Homily for Holy Trinity, 2012                                         
 11.00 Mass

When we think of the Holy Trinity, due to our upbringing and the particular focus of theological thinking in the Church of our time, most of us normally think of three Persons in the One nature of God.  Sometimes this can make our understanding of God seem far away and ‘up there’ - very remote from everyday life.

In fact the knowledge of God which Jesus gave his disciples was very personal.  He spoke to them of the experience he had with the Father.  His Father was not an idea but a Person.  That seems quite a concrete but because of the way he went on to talk of the Father, the disciples found it difficult to understand him at times.  We can find it difficult enough to understand each other so it is hardly surprising the disciples having this problem, too, on hearing Jesus’ words.

Jesus was an immensely attractive individual.  All sorts of people were drawn to him by the force of his personality and the compassion he showed to the poor and the needy.  Some looked to him for new life and others to find reasons for doing away with him because of the threat he was to their lifestyle.  So Jesus was someone who touched on the lives of others for good or for bad.  Life is never neutral.  During the course of it we will make choices for what is life-enhancing or what is ultimately selfish.  We cannot stand by and not take part in the drama of life.  Our lives are either increased or diminished by Christ’s coming on earth.

So what is it that made Jesus so different from the rest of humankind?  He was first of all concerned not for himself but for others.  He gave from what he himself had received.  That came from this close but mysterious ‘Father’ Jesus spoke about to the disciples.  They had lived with him during his years of ministry, so they knew him well enough to know that what he told them was somehow true, even though they may have found it hard to understand  him fully.  There was always room for misunderstanding.  But those grains of truth had been sown.  When he rose again from the dead those grains of seed came to life and bore fruit in their new awareness of who he was.
And who was this man Jesus?  He is the one who spoke of God as his Father.  No son was as close to his father as he was to his.  No married couple or closest of friends were as intimate as he was with his Father.  At times he spoke as if hewas the Father or that the Father was him.  At other times he said he was doing the work of the Father and that he did nothing that was not from the Father.  Jesus said that he must go to be where he was from the beginning.  It is all so unusual!

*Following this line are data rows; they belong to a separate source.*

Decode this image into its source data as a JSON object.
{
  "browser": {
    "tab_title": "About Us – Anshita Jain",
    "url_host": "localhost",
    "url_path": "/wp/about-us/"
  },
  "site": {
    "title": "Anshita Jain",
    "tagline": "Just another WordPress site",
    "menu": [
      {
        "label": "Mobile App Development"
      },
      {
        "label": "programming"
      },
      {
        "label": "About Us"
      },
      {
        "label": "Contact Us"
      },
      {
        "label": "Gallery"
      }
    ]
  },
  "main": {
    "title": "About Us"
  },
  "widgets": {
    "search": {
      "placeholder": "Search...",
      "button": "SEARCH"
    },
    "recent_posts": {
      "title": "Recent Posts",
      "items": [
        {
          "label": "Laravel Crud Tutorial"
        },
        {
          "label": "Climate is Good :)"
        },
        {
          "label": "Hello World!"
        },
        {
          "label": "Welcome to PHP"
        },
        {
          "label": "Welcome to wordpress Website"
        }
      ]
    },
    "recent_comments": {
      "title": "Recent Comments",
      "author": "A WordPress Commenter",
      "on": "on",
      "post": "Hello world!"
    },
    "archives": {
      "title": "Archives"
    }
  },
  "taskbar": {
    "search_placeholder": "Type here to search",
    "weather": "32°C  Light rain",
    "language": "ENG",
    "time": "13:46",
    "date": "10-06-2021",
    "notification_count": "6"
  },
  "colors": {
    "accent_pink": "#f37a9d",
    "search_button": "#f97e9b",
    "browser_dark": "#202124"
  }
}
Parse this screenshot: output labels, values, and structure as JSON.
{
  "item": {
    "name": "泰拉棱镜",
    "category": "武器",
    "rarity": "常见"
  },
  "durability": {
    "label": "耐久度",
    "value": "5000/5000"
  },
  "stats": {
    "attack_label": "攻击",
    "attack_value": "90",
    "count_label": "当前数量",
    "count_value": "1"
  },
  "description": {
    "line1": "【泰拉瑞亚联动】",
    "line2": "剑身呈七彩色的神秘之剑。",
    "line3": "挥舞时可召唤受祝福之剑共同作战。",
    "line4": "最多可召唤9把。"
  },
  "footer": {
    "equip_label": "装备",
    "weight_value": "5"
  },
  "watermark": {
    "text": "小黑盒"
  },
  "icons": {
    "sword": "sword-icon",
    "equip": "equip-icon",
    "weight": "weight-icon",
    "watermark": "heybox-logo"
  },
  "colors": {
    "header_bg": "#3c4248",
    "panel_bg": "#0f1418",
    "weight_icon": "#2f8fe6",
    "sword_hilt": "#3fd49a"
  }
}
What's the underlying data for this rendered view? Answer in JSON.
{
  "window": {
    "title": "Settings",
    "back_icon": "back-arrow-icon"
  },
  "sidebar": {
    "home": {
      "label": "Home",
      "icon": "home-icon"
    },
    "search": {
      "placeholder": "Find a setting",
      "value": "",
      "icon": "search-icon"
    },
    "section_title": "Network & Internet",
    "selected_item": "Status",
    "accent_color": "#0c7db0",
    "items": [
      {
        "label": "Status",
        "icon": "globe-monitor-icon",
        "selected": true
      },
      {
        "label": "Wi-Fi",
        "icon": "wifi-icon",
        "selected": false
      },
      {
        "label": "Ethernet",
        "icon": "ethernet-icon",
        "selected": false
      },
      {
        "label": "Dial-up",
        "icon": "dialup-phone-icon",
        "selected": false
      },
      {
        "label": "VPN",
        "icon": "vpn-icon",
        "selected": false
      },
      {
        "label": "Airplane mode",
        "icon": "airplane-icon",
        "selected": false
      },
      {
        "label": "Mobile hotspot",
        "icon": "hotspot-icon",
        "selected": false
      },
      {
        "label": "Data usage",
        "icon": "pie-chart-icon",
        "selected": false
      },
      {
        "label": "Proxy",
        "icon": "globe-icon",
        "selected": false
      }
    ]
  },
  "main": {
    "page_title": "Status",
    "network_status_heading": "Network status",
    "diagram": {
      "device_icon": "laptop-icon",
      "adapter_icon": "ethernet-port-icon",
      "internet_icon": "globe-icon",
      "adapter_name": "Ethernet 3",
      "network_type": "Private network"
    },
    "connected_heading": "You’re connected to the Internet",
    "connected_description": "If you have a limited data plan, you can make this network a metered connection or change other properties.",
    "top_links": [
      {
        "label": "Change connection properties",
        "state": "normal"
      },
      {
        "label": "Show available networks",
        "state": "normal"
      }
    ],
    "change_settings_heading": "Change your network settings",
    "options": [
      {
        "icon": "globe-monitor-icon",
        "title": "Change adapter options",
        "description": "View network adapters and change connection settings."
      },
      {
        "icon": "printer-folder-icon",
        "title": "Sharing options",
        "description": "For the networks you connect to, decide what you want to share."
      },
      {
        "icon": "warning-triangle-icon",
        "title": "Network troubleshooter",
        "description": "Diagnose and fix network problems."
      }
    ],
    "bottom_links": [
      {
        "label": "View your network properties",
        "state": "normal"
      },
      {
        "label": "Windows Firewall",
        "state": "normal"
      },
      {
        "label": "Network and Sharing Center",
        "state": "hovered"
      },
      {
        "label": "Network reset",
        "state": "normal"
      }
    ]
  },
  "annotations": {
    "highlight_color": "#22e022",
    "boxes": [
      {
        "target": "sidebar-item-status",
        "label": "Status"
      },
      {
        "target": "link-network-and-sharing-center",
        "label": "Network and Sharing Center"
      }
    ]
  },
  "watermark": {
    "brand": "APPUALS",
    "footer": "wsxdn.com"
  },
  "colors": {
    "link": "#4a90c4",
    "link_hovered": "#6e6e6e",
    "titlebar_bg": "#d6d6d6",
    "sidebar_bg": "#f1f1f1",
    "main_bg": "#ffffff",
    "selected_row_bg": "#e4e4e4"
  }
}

And then there is the mention of the Holy Spirit.  Jesus told the disciples that he had to go or the Holy Spirit would not be able to come to them.  When he came he would reveal the full meaning of all he had told them.  This Spirit was the expression of the love, of the being, of Father and Son

Jesus told us he was one with the Father.  But now there is a difference.  Jesus, true Son of God the Father and true son of man, has risen from the dead, and has ascended with this humanity into the Godhead. 

The Holy Trinity which we honour today now contains some of our humanity.  With the coming of the Holy Spirit at Pentecost, this same risen Jesus said he would return to be with us always.  But the Father would also be with us because Jesus said that he and the Father are one.  Together they would remain with us.  When we are alone in times of sorrow, or when we are feeling deserted, they would still be with us in their care and friendship.

The bishops and theologians in the early centuries of the Church’s existence were so convinced of Jesus’ words about the Father and the Holy Spirit that they stated clearly that there are three Persons in the One reality of God.  This is not a puzzle to be worked out but more a bond of love and relationship which embraces all of us.

Today’s readings at Mass do not give us the main texts of the gospel which speak of the relationship of Father and Son.  But they do speak of the mystery of God and of the mission to go and preach that good news to our world.  Grace, love and fellowship are the blessings we receive from Father, through the Son and in the Holy Spirit.  These gifts of such a marvellous God are what the Church proclaims to the world.   We are called to be true to them and to express them through the lives we lead.

Abbot Mark